Task: Repeat these records exactly, pictures excluded.

── Records to process ──

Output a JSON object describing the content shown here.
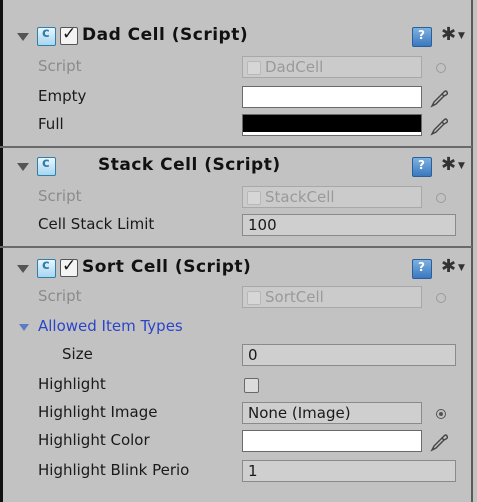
{
  "components": [
    {
      "title": "Dad Cell (Script)",
      "enabled": true,
      "script_label": "Script",
      "script_value": "DadCell",
      "props": [
        {
          "label": "Empty",
          "type": "color",
          "color": "#ffffff"
        },
        {
          "label": "Full",
          "type": "color",
          "color": "#000000"
        }
      ]
    },
    {
      "title": "Stack Cell (Script)",
      "enabled": null,
      "script_label": "Script",
      "script_value": "StackCell",
      "props": [
        {
          "label": "Cell Stack Limit",
          "type": "number",
          "value": "100"
        }
      ]
    },
    {
      "title": "Sort Cell (Script)",
      "enabled": true,
      "script_label": "Script",
      "script_value": "SortCell",
      "foldout": {
        "label": "Allowed Item Types",
        "expanded": true,
        "size_label": "Size",
        "size_value": "0"
      },
      "props": [
        {
          "label": "Highlight",
          "type": "bool",
          "checked": false
        },
        {
          "label": "Highlight Image",
          "type": "object",
          "value": "None (Image)"
        },
        {
          "label": "Highlight Color",
          "type": "color",
          "color": "#ffffff"
        },
        {
          "label": "Highlight Blink Perio",
          "type": "number",
          "value": "1"
        }
      ]
    }
  ],
  "icons": {
    "fold": "triangle-down",
    "script": "csharp-script",
    "help": "help-book",
    "settings": "gear",
    "picker": "eyedropper",
    "object_picker": "target-circle"
  },
  "colors": {
    "panel_bg": "#c2c2c2",
    "foldout_text": "#2b45c8",
    "muted_text": "#8b8b8b"
  }
}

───

Solved exercise:
Output a JSON object describing the content shown here.
{
  "components": [
    {
      "title": "Dad Cell (Script)",
      "enabled": true,
      "script_label": "Script",
      "script_value": "DadCell",
      "props": [
        {
          "label": "Empty",
          "type": "color",
          "color": "#ffffff"
        },
        {
          "label": "Full",
          "type": "color",
          "color": "#000000"
        }
      ]
    },
    {
      "title": "Stack Cell (Script)",
      "enabled": null,
      "script_label": "Script",
      "script_value": "StackCell",
      "props": [
        {
          "label": "Cell Stack Limit",
          "type": "number",
          "value": "100"
        }
      ]
    },
    {
      "title": "Sort Cell (Script)",
      "enabled": true,
      "script_label": "Script",
      "script_value": "SortCell",
      "foldout": {
        "label": "Allowed Item Types",
        "expanded": true,
        "size_label": "Size",
        "size_value": "0"
      },
      "props": [
        {
          "label": "Highlight",
          "type": "bool",
          "checked": false
        },
        {
          "label": "Highlight Image",
          "type": "object",
          "value": "None (Image)"
        },
        {
          "label": "Highlight Color",
          "type": "color",
          "color": "#ffffff"
        },
        {
          "label": "Highlight Blink Perio",
          "type": "number",
          "value": "1"
        }
      ]
    }
  ],
  "icons": {
    "fold": "triangle-down",
    "script": "csharp-script",
    "help": "help-book",
    "settings": "gear",
    "picker": "eyedropper",
    "object_picker": "target-circle"
  },
  "colors": {
    "panel_bg": "#c2c2c2",
    "foldout_text": "#2b45c8",
    "muted_text": "#8b8b8b"
  }
}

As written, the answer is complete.